Cindy Redman was baptized, confirmed and married at Christ Lutheran Church in Catonsville, Md., and so were her children. So the reality of the 102-year-old church closing its doors is “just too sad to think about,” says Cindy.
Christ Lutheran is an ELCA congregation experiencing declining membership and fewer contributions in the offering plate.
But Cindy is not fazed. “We believe that we can turn these trends around,” she says.
Christ Lutheran is one of 159 congregations receiving grants in 2011 to help revitalize their mission and ministry plans.
“We want to guide congregations in discerning their purpose and developing a new mission plan, so that they can help meet the needs, hopes and dreams of their communities,” says Neil Harrison, who assists ELCA congregations in their renewal process.
According to Neil, more than $2.48 million has been authorized by this church to help congregations with their plans, support ethnic-specific strategies and work among the poor, imprisoned and people living with disabilities.

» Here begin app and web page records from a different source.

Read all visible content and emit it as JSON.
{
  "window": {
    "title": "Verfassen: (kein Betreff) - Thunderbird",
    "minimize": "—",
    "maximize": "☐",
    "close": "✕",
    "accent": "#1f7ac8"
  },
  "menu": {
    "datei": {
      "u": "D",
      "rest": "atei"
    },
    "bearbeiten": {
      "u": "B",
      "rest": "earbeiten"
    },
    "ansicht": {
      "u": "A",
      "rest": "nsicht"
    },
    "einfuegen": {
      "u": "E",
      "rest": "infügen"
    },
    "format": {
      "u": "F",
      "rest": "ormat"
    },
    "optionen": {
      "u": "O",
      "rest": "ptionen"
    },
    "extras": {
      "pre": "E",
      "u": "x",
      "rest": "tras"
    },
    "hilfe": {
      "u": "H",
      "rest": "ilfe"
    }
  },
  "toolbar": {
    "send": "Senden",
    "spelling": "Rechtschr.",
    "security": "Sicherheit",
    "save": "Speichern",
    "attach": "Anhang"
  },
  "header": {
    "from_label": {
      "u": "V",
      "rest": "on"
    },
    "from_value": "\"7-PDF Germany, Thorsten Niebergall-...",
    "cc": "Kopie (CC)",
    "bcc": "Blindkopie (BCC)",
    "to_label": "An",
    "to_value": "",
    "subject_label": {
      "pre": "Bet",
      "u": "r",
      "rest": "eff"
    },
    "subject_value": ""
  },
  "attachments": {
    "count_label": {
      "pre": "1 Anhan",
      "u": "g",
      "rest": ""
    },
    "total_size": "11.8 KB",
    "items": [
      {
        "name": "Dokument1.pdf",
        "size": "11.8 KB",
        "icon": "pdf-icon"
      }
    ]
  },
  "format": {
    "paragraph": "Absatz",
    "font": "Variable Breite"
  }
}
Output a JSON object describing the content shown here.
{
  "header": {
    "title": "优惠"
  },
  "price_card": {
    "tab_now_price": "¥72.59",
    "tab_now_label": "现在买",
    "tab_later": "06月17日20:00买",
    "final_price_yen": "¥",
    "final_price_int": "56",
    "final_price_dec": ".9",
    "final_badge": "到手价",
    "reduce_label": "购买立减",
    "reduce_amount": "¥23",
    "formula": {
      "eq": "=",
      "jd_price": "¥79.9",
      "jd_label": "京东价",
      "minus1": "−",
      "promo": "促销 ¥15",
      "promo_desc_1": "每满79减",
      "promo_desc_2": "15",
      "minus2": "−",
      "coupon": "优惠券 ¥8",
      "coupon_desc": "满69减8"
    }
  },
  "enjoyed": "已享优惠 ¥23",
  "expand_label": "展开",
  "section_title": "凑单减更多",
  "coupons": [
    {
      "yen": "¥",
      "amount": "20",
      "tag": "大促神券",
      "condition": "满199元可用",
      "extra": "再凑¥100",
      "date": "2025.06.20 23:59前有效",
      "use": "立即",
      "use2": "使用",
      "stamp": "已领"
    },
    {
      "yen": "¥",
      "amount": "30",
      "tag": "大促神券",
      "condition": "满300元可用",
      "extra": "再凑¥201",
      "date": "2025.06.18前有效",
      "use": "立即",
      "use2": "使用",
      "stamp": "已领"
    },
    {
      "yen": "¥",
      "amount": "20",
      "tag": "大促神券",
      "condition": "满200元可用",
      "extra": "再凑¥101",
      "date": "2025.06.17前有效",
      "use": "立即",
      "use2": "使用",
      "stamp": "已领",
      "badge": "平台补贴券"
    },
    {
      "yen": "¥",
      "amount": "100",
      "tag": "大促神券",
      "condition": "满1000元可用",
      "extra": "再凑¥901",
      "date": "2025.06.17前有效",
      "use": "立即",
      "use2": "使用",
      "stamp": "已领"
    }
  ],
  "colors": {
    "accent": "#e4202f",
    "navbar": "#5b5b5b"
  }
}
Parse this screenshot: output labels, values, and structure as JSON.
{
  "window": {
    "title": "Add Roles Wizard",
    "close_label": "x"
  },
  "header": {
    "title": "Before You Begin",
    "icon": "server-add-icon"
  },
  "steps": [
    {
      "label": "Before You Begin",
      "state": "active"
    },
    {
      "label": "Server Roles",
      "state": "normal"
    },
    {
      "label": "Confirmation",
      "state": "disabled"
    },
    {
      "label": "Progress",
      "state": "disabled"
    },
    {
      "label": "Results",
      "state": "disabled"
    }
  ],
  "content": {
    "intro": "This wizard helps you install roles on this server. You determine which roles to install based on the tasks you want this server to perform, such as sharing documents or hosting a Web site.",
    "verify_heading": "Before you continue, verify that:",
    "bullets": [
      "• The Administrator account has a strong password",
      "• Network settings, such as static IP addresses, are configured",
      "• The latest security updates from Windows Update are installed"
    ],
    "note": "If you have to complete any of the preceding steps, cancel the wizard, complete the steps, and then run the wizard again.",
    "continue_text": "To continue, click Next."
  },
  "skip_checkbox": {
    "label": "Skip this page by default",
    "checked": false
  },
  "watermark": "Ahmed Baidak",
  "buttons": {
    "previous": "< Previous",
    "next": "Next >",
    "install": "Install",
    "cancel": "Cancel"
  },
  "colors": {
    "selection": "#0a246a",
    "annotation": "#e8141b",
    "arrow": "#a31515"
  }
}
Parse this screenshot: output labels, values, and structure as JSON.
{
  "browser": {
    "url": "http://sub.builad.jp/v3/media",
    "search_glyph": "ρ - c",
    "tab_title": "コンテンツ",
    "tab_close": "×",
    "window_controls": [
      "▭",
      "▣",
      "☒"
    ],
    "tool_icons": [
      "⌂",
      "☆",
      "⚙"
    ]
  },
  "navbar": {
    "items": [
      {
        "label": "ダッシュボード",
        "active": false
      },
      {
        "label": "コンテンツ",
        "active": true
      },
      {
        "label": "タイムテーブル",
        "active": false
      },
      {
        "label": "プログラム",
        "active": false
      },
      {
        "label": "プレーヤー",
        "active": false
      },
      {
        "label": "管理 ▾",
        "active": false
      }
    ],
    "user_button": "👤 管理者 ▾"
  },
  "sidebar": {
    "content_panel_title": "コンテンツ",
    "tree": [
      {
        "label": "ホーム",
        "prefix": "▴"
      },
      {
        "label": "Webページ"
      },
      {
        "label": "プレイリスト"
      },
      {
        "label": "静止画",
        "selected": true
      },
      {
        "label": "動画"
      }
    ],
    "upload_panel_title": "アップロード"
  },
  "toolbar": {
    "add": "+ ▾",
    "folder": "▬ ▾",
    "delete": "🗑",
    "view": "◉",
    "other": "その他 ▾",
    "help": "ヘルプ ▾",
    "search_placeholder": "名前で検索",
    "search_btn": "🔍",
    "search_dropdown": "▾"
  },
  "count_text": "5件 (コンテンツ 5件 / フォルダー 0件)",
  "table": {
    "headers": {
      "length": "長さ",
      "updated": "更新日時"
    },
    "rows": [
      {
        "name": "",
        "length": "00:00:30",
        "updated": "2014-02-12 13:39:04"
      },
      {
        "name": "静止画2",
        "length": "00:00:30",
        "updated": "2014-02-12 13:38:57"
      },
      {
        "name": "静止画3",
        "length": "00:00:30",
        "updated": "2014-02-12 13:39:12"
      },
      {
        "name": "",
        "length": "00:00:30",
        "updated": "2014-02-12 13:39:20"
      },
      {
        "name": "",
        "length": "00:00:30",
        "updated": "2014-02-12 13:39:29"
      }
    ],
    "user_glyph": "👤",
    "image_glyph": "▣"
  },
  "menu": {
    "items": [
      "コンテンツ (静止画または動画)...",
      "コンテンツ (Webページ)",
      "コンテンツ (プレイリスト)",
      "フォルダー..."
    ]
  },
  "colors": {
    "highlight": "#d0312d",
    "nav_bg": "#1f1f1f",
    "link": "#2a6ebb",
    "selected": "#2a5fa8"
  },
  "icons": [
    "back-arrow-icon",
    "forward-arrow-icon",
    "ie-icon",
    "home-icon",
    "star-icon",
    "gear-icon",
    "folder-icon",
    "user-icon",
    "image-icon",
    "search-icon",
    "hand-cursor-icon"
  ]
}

To help congregations in this process, a new resource —“Re-Rooting in God’s Mission: Transformational Ministry 2.0” — is scheduled for release this fall.
The renewal process is one way that congregations “can turn around and get new life, particularly in a church that has been declining,” says Wolfgang D. Herz-Lane, bishop of the ELCA Delaware-Maryland Synod, Baltimore.
He says every renewal plan should have five components: worship and hospitality, outreach and evangelism, also leadership development, and stewardship and resource development, and prayer and Bible study.
“We don’t do anything without prayer and Bible study,” he says.
“When Wolfgang met with us 14 months ago to (consult) with us about the option of redevelopment, we just knew that we had to take the chance,” says Cindy.
“It is our hope and our prayer that we will be able to call a pastor or deacon that has specific training in mission redevelopment,” she says. It is also Cindy’s prayer that the congregation will maintain its nursery school, which is well-known in the community.
“The nursery serves between 60 and 80 children a year with part-time and full-time services,” she says. “It’s a great ministry for us and the community. We don’t want to see that die. Our renewal plan will be about sharing God’s work in the community.”